Amazon Prime Video decided to use the upfront week to launch an activation tied to its show “The Marvelous Mrs. Maisel.” Outside the upfront locations across the city, a Carnegie Deli-themed food truck — emblazoned with imagery from the show — handed out complimentary pastrami sandwiches and black-and-white cookies.
Carnegie Deli “employees” greeted those walking into the upfronts with cookie-filled bags. “Have a cookie courtesy of Mrs. Maisel!” An enthusiastic staffer told attendees in a 1950’s-style affectation.
“It really has to do with the fact that there is so much press and activity around television, and there is a lot of people reading and talking about what TV shows are coming and going.
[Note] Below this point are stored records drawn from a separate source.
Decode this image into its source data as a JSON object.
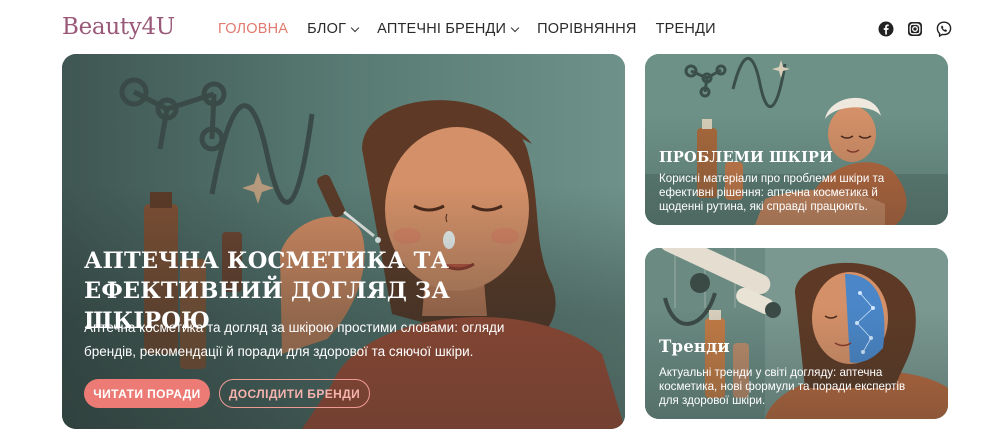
{
  "logo": "Beauty4U",
  "nav": {
    "items": [
      {
        "label": "ГОЛОВНА",
        "active": true,
        "dropdown": false
      },
      {
        "label": "БЛОГ",
        "active": false,
        "dropdown": true
      },
      {
        "label": "АПТЕЧНІ БРЕНДИ",
        "active": false,
        "dropdown": true
      },
      {
        "label": "ПОРІВНЯННЯ",
        "active": false,
        "dropdown": false
      },
      {
        "label": "ТРЕНДИ",
        "active": false,
        "dropdown": false
      }
    ]
  },
  "socials": [
    "facebook-icon",
    "instagram-icon",
    "viber-icon"
  ],
  "hero": {
    "title": "Аптечна косметика та ефективний догляд за шкірою",
    "text": "Аптечна косметика та догляд за шкірою простими словами: огляди брендів, рекомендації й поради для здорової та сяючої шкіри.",
    "primary_button": "ЧИТАТИ ПОРАДИ",
    "secondary_button": "ДОСЛІДИТИ БРЕНДИ"
  },
  "cards": [
    {
      "title": "Проблеми шкіри",
      "text": "Корисні матеріали про проблеми шкіри та ефективні рішення: аптечна косметика й щоденні рутина, які справді працюють."
    },
    {
      "title": "Тренди",
      "text": "Актуальні тренди у світі догляду: аптечна косметика, нові формули та поради експертів для здорової шкіри."
    }
  ],
  "colors": {
    "brand": "#9a5878",
    "accent": "#ec7b75",
    "nav_active": "#e07a6e",
    "hero_bg": "#4f6b66",
    "card_bg": "#6d9187"
  }
}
We have a great TV show coming back, and we wanted to celebrate that,” Mike Benson, head of marketing for Amazon Studios, told Digital News Daily, standing by the food truck, which was parked a few blocks from Lincoln Center ahead of Disney’s upfront.
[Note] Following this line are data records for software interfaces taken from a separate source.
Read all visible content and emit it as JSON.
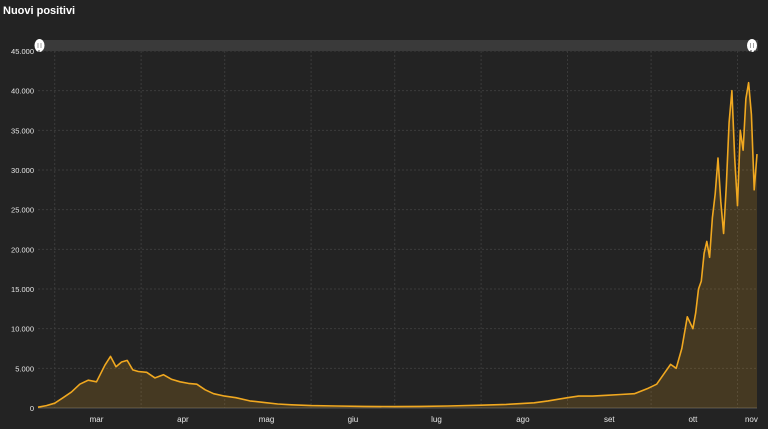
{
  "title": "Nuovi positivi",
  "chart_data": {
    "type": "area",
    "title": "Nuovi positivi",
    "xlabel": "",
    "ylabel": "",
    "x_tick_labels": [
      "mar",
      "apr",
      "mag",
      "giu",
      "lug",
      "ago",
      "set",
      "ott",
      "nov"
    ],
    "y_ticks": [
      0,
      5000,
      10000,
      15000,
      20000,
      25000,
      30000,
      35000,
      40000,
      45000
    ],
    "y_tick_labels": [
      "0",
      "5.000",
      "10.000",
      "15.000",
      "20.000",
      "25.000",
      "30.000",
      "35.000",
      "40.000",
      "45.000"
    ],
    "ylim": [
      0,
      45000
    ],
    "xlim": [
      "2020-02-24",
      "2020-11-08"
    ],
    "grid": true,
    "legend": "none",
    "series": [
      {
        "color": "#f0a820",
        "x": [
          "2020-02-24",
          "2020-02-27",
          "2020-03-01",
          "2020-03-04",
          "2020-03-07",
          "2020-03-10",
          "2020-03-13",
          "2020-03-16",
          "2020-03-19",
          "2020-03-21",
          "2020-03-23",
          "2020-03-25",
          "2020-03-27",
          "2020-03-29",
          "2020-03-31",
          "2020-04-03",
          "2020-04-06",
          "2020-04-09",
          "2020-04-12",
          "2020-04-15",
          "2020-04-18",
          "2020-04-21",
          "2020-04-24",
          "2020-04-27",
          "2020-05-01",
          "2020-05-05",
          "2020-05-10",
          "2020-05-15",
          "2020-05-20",
          "2020-05-25",
          "2020-06-01",
          "2020-06-10",
          "2020-06-20",
          "2020-07-01",
          "2020-07-10",
          "2020-07-20",
          "2020-08-01",
          "2020-08-10",
          "2020-08-20",
          "2020-08-25",
          "2020-09-01",
          "2020-09-05",
          "2020-09-10",
          "2020-09-15",
          "2020-09-20",
          "2020-09-25",
          "2020-09-30",
          "2020-10-03",
          "2020-10-06",
          "2020-10-08",
          "2020-10-10",
          "2020-10-12",
          "2020-10-14",
          "2020-10-16",
          "2020-10-17",
          "2020-10-18",
          "2020-10-19",
          "2020-10-20",
          "2020-10-21",
          "2020-10-22",
          "2020-10-23",
          "2020-10-24",
          "2020-10-25",
          "2020-10-26",
          "2020-10-27",
          "2020-10-28",
          "2020-10-29",
          "2020-10-30",
          "2020-10-31",
          "2020-11-01",
          "2020-11-02",
          "2020-11-03",
          "2020-11-04",
          "2020-11-05",
          "2020-11-06",
          "2020-11-07",
          "2020-11-08"
        ],
        "values": [
          100,
          300,
          600,
          1300,
          2000,
          3000,
          3500,
          3300,
          5400,
          6500,
          5200,
          5800,
          6000,
          4800,
          4600,
          4500,
          3800,
          4200,
          3600,
          3300,
          3100,
          3000,
          2300,
          1800,
          1500,
          1300,
          900,
          700,
          500,
          400,
          300,
          250,
          200,
          180,
          200,
          250,
          350,
          450,
          650,
          900,
          1300,
          1500,
          1500,
          1600,
          1700,
          1800,
          2500,
          3000,
          4500,
          5500,
          5000,
          7500,
          11500,
          10000,
          12000,
          15000,
          16000,
          19500,
          21000,
          19000,
          24000,
          27000,
          31500,
          26000,
          22000,
          28000,
          36000,
          40000,
          31500,
          25500,
          35000,
          32500,
          39000,
          41000,
          37000,
          27500,
          32000
        ]
      }
    ]
  }
}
"It is really hard to get noticed in a sea of 500-plus TV shows out there,” Benson added. “This is about customer engagement, and showing that there is a lot of value in what we have got, beside shipping.”
The food truck activation was the second time Amazon resurrected the Carnegie Deli to promote “Maisel,” once again working with its production partner Tool of North America. While the iconic midtown delicatessen closed its doors in 2016, Amazon brought it back late last year to promote the new season of the show. A recreation of the deli opened in lower Manhattan, with 1958 prices, and sandwiches named after characters from the show.
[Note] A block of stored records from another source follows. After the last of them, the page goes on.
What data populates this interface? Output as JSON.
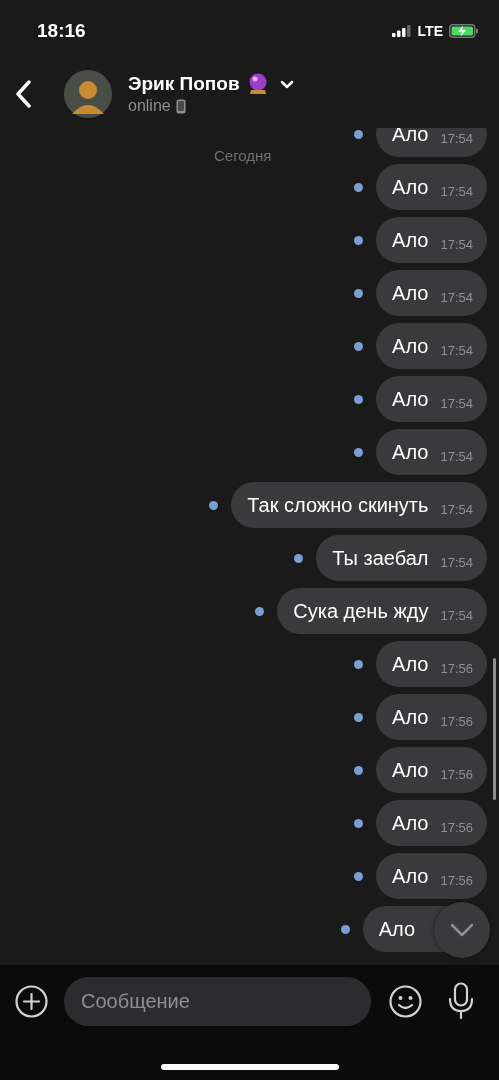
{
  "status_bar": {
    "time": "18:16",
    "network": "LTE"
  },
  "header": {
    "name": "Эрик Попов",
    "presence": "online"
  },
  "date_label": "Сегодня",
  "messages": [
    {
      "text": "Ало",
      "time": "17:54",
      "unread": true
    },
    {
      "text": "Ало",
      "time": "17:54",
      "unread": true
    },
    {
      "text": "Ало",
      "time": "17:54",
      "unread": true
    },
    {
      "text": "Ало",
      "time": "17:54",
      "unread": true
    },
    {
      "text": "Ало",
      "time": "17:54",
      "unread": true
    },
    {
      "text": "Ало",
      "time": "17:54",
      "unread": true
    },
    {
      "text": "Ало",
      "time": "17:54",
      "unread": true
    },
    {
      "text": "Так сложно скинуть",
      "time": "17:54",
      "unread": true
    },
    {
      "text": "Ты заебал",
      "time": "17:54",
      "unread": true
    },
    {
      "text": "Сука день жду",
      "time": "17:54",
      "unread": true
    },
    {
      "text": "Ало",
      "time": "17:56",
      "unread": true
    },
    {
      "text": "Ало",
      "time": "17:56",
      "unread": true
    },
    {
      "text": "Ало",
      "time": "17:56",
      "unread": true
    },
    {
      "text": "Ало",
      "time": "17:56",
      "unread": true
    },
    {
      "text": "Ало",
      "time": "17:56",
      "unread": true
    },
    {
      "text": "Ало",
      "unread": true
    }
  ],
  "composer": {
    "placeholder": "Сообщение"
  }
}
“When the Carnegie Deli was open, you made it when a sandwich was named after you,” Benson said. “So it is fun to take The Midge, and The Susie, and turn them into sandwiches.”
Benson says that the company is planning to run year-round activations to promote the show and drive awareness, and is expanding its experiential marketing efforts across its programming.
“We have started to do a lot more experiential. We had a big activation at San Diego Comic-Con last year around ‘Jack Ryan,’ we had a big activation at SXSW for ‘Good Omens,’” Benson says. “We like experiential, we think it is really interesting for the fans to go a little deeper and experience a show in a way they couldn’t watch it on the screen. We also think it is great for non-fans, it allows them to experience it outside of a traditional media channel, and it becomes an interesting part of an overall marketing strategy for us.”
Of course, in order for the campaigns to work, it needs to feel fresh and appropriate.
“Not every show can go off and do a pop-up Carnegie Deli. If you are going to do them, they need to feel organic to what the television show is,” Benson says.
In this case, the availability of the Carnegie Deli brand name, and upfront week, made for a singular opportunity.
“It is a piece of nostalgia that is relevant today, and there is something about the show that is the same way,” Benson says.